Other states have artificially increased the value of carp to encourage greater exploitation of carp populations, and thus help in the reduction of their numbers. NSW Fisheries has developed a Carp Action Plan that includes mechanisms for assessment and reduction programs. Programs in place include live export, use of carp as liquid fertiliser and use of carp skins in the leather trade (NSW Fisheries 2001).
- Since 1996, action plans for the conservation of native frogs and waterbird have been developed and are being implemented.
- Common responses to restore and protect native fish populations include the construction of fishways and the restocking of native fish. Additional research is required into designing fishways, as many current designs are ineffective. Unless carefully managed, the restocking of native fish can have adverse impacts including loss of genetic diversity, introduction of disease to wild populations and overstocking. A healthy habitat and environment for native fish is essential for the long-term success of fish-stocking programs.
- Various national, state and local programs to protect and improve riparian zones and habitats have been initiated, and some initial successes have been recorded. However, in comparison to the total areas of degraded riparian zones, overall improvements are minor.

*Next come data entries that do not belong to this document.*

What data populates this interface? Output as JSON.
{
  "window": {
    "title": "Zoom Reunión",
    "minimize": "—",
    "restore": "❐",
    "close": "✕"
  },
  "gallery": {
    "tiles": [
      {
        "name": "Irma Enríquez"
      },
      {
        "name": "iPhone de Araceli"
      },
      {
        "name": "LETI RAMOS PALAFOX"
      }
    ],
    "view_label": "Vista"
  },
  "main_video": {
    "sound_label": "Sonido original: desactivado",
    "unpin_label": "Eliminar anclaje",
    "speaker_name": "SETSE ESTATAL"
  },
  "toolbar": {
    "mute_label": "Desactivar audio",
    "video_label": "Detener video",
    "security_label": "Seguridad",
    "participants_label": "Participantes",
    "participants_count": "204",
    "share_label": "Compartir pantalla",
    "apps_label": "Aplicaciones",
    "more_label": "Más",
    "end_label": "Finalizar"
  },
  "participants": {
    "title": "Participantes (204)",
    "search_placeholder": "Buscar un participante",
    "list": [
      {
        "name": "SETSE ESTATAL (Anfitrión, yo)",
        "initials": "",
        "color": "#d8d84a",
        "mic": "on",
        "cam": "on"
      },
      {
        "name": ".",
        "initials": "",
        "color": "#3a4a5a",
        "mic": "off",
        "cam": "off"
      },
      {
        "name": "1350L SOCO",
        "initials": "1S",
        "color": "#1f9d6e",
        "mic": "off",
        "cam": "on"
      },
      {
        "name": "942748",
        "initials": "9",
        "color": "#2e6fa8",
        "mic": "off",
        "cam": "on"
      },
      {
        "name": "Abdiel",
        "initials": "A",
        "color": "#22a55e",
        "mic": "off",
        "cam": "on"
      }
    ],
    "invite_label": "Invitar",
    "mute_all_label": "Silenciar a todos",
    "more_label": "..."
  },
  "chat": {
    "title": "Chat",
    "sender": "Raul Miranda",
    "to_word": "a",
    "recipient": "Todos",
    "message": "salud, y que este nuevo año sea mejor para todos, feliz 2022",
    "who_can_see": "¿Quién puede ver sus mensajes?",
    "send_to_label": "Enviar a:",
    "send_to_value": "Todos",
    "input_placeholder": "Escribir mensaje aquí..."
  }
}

- Wetlands can be protected through a number of international treaties such as Ramsar, CAMBA and JAMBA. Since 1996 there have been another 13 wetlands listed under the Ramsar Convention. Two states have developed wetland protection policies and many other states and territories are in the progress of developing similar policies.
- The environmental water requirements of groundwater-dependent ecosystems are poorly understood and are generally not considered when determining the sustainable yield and allocation of an aquifer. More research is needed into groundwater-dependent ecosystems.
- Environmental water allocations for surface aquatic ecosystems are gradually being developed for all regulated river systems in Australia. However, as of June 2000 only 13% of regulated river systems had operational environmental water allocations. Environmental water allocations must also consider the timing of the delivery of the environmental flows as well as the volume.
- Most states and territories now have legislative mechanisms for the protection of riparian zones and threatened aquatic species, and the provision of environmental flows. The new Commonwealth environmental legislation Environment Protection and Biodiversity Conservation Act 1999 provides additional protection for threatened aquatic species and Ramsar-listed wetlands from activities on public and private land.
- Some pest management programs have been very successful; however, these successful programs have focused on pests in specific areas rather than the large-scale eradication of introduced species on a national scale.